Duterte rode an anti-establishment wave to the presidency in May 2016, despite his history of outlandish comments and his predecessor, former President Benigno Aquino, endorsing the Liberal Party's Manuel Roxas for his preferred successor.
"He was not somebody you would have expected to end up as president of the Philippines," Ott said.
Duterte made his signature issue what he described a rampant drug problem in the Philippines, Ott said, and was able to galvanize a strong base around that issue and eradicating crime in the Philippines.
"He’s a very distinctive personality — very flamboyant, very much like Donald Trump — lots of bravado, lots of bombast," he said "He cut quite a swaggering path through the presidential camp."

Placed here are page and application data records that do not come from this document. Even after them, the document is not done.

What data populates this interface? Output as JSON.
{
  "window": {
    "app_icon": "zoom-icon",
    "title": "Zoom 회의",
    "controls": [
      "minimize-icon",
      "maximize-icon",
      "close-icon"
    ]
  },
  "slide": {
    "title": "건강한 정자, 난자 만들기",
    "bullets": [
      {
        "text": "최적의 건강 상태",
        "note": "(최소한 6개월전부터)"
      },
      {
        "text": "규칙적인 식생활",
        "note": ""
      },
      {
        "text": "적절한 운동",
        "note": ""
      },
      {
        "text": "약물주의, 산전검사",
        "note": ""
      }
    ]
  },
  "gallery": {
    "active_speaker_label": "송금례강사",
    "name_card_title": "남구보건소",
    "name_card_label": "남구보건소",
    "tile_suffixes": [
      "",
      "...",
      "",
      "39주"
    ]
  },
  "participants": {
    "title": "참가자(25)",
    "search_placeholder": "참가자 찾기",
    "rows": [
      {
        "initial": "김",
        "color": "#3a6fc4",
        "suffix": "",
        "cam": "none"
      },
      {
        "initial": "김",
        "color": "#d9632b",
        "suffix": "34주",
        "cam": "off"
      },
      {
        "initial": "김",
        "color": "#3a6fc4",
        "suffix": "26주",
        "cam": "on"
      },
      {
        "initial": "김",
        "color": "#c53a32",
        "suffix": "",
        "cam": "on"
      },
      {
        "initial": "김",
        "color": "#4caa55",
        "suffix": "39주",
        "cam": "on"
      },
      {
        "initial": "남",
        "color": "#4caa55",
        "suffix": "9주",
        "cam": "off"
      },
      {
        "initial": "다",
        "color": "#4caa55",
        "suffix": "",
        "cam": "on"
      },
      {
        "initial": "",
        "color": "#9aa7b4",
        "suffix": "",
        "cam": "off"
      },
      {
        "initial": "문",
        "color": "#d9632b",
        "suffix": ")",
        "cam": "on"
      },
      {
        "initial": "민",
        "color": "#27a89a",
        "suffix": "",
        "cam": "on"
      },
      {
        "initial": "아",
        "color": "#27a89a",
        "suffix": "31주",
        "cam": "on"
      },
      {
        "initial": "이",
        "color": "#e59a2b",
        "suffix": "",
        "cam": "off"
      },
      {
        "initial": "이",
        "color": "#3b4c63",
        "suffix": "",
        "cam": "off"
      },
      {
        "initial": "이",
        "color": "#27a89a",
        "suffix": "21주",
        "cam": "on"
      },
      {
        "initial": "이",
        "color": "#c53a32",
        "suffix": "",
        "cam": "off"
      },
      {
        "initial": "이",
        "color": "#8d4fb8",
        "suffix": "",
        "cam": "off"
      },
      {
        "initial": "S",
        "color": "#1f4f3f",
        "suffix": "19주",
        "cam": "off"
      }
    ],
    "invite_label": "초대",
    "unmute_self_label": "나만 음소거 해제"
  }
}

Heydarian noted that Duterte was able to successfully portray his more mainstream opponents as corrupt and ineffective.
"By some chance all of his opponents had skeletons in their closets, so when Duterte played this anti-establishment card, it really struck a chord," he said.
"He was the right guy at the right time," he added.
Duterte received more than 16.6 million votes in the election, 6.6 million more than his closest opponent, Roxas, according to the AP.
"He has not lost a single election in his life — how many people have done that?" Heydarian said.
In December, he threatened government officials with the prospect of being thrown out of a helicopter in mid-air if they were found to be corrupt — claiming he had done it before to a man suspected of rape and murder.
He caused an uproar during his campaign for joking that he would have liked to be the first to rape a woman who was gang-raped and killed while he was mayor during in a 1989 prison riot in Davao.
"I was angry because she was raped, that's one thing. But she was so beautiful, the mayor should have been first. What a waste," Duterte said.